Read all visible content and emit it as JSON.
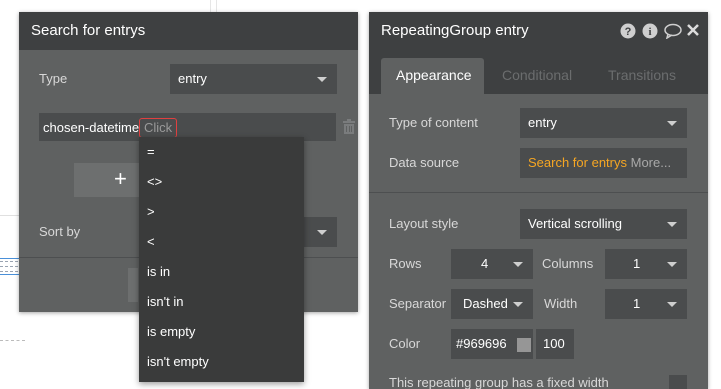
{
  "search_panel": {
    "title": "Search for entrys",
    "type_label": "Type",
    "type_value": "entry",
    "constraint_field": "chosen-datetime",
    "constraint_click": "Click",
    "add_label": "+",
    "sort_label": "Sort by"
  },
  "operator_menu": {
    "items": [
      "=",
      "<>",
      ">",
      "<",
      "is in",
      "isn't in",
      "is empty",
      "isn't empty"
    ]
  },
  "rg_panel": {
    "title": "RepeatingGroup entry",
    "tabs": [
      "Appearance",
      "Conditional",
      "Transitions"
    ],
    "type_of_content_label": "Type of content",
    "type_of_content_value": "entry",
    "data_source_label": "Data source",
    "data_source_value": "Search for entrys",
    "data_source_more": "More...",
    "layout_style_label": "Layout style",
    "layout_style_value": "Vertical scrolling",
    "rows_label": "Rows",
    "rows_value": "4",
    "columns_label": "Columns",
    "columns_value": "1",
    "separator_label": "Separator",
    "separator_value": "Dashed",
    "width_label": "Width",
    "width_value": "1",
    "color_label": "Color",
    "color_hex": "#969696",
    "color_opacity": "100",
    "fixed_width_label": "This repeating group has a fixed width"
  },
  "colors": {
    "panel_bg": "#5f6161",
    "header_bg": "#3e4041",
    "accent_orange": "#f5a623",
    "error_red": "#e04040"
  },
  "icons": [
    "help-icon",
    "info-icon",
    "comment-icon",
    "close-icon",
    "trash-icon",
    "plus-icon"
  ]
}
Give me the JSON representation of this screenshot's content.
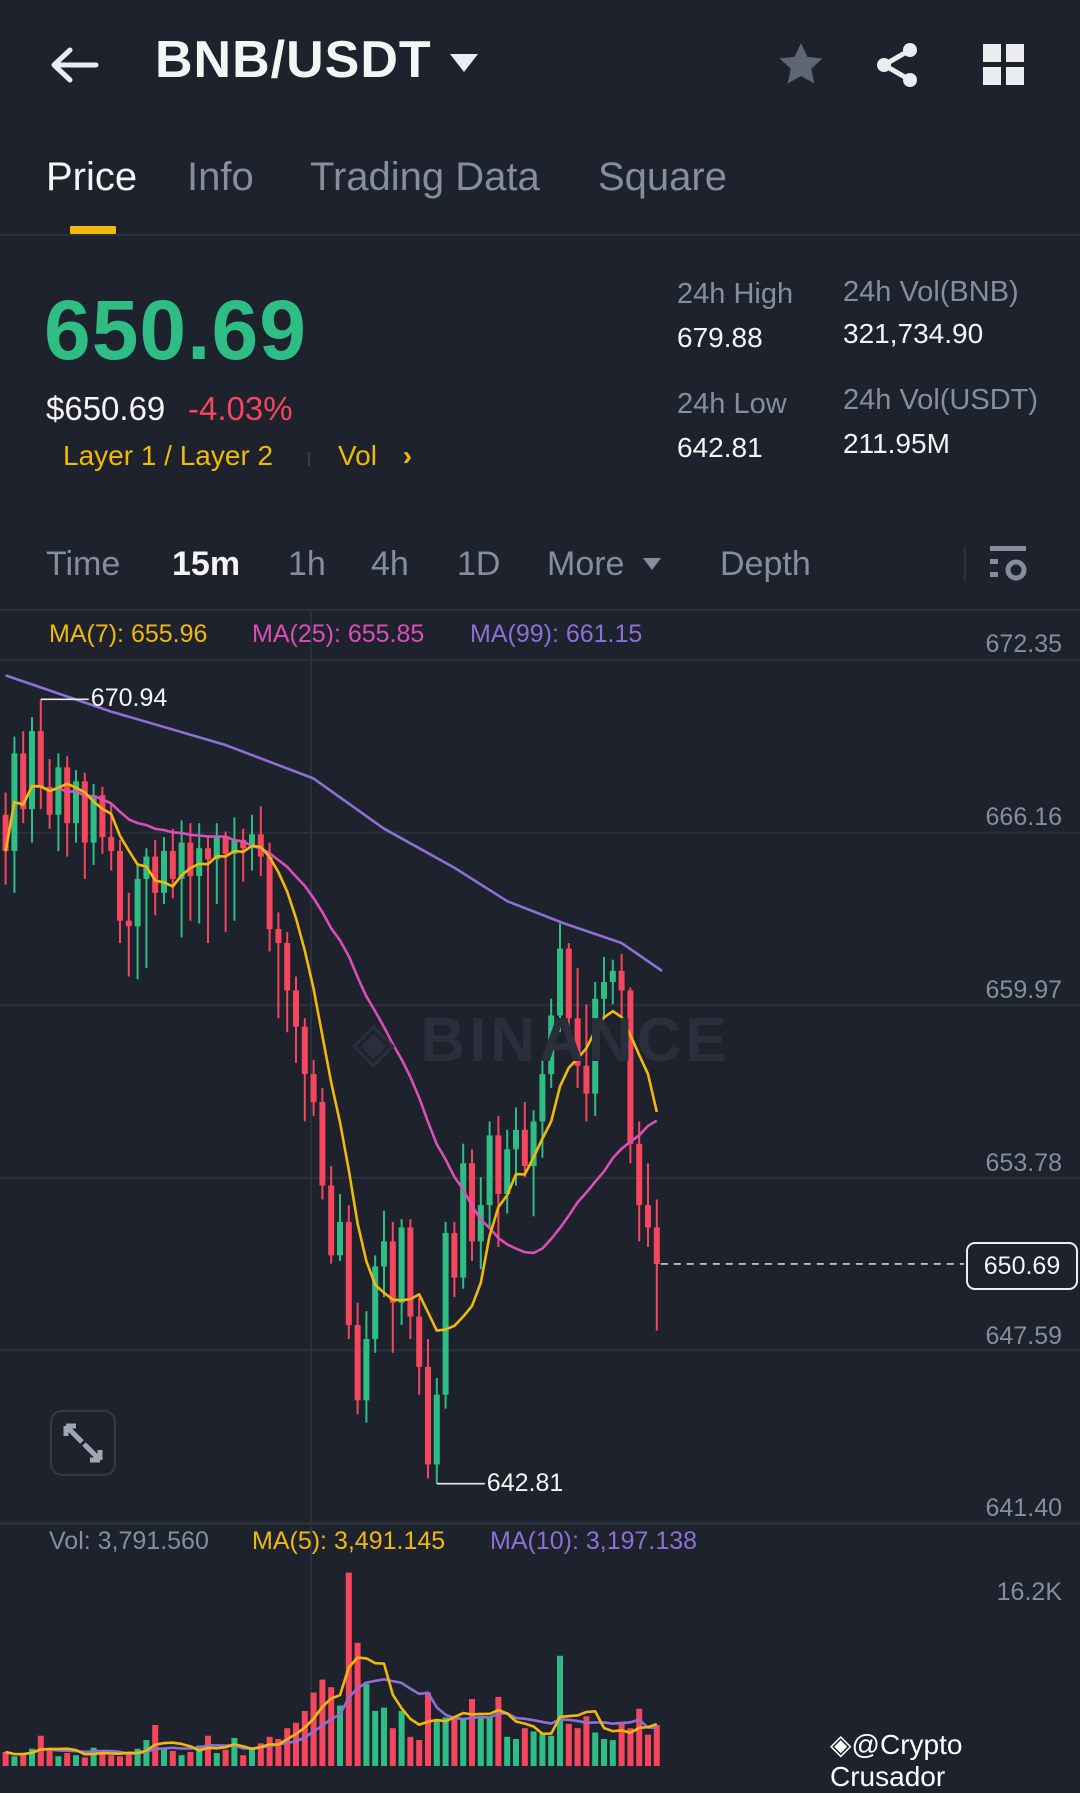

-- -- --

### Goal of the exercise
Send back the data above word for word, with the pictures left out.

### Exercise output
Read all visible content and emit it as JSON.
{
  "search_panel": {
    "title": "Search for entrys",
    "type_label": "Type",
    "type_value": "entry",
    "constraint_field": "chosen-datetime",
    "constraint_click": "Click",
    "add_label": "+",
    "sort_label": "Sort by"
  },
  "operator_menu": {
    "items": [
      "=",
      "<>",
      ">",
      "<",
      "is in",
      "isn't in",
      "is empty",
      "isn't empty"
    ]
  },
  "rg_panel": {
    "title": "RepeatingGroup entry",
    "tabs": [
      "Appearance",
      "Conditional",
      "Transitions"
    ],
    "type_of_content_label": "Type of content",
    "type_of_content_value": "entry",
    "data_source_label": "Data source",
    "data_source_value": "Search for entrys",
    "data_source_more": "More...",
    "layout_style_label": "Layout style",
    "layout_style_value": "Vertical scrolling",
    "rows_label": "Rows",
    "rows_value": "4",
    "columns_label": "Columns",
    "columns_value": "1",
    "separator_label": "Separator",
    "separator_value": "Dashed",
    "width_label": "Width",
    "width_value": "1",
    "color_label": "Color",
    "color_hex": "#969696",
    "color_opacity": "100",
    "fixed_width_label": "This repeating group has a fixed width"
  },
  "colors": {
    "panel_bg": "#5f6161",
    "header_bg": "#3e4041",
    "accent_orange": "#f5a623",
    "error_red": "#e04040"
  },
  "icons": [
    "help-icon",
    "info-icon",
    "comment-icon",
    "close-icon",
    "trash-icon",
    "plus-icon"
  ]
}
Give me the JSON representation of this screenshot's content.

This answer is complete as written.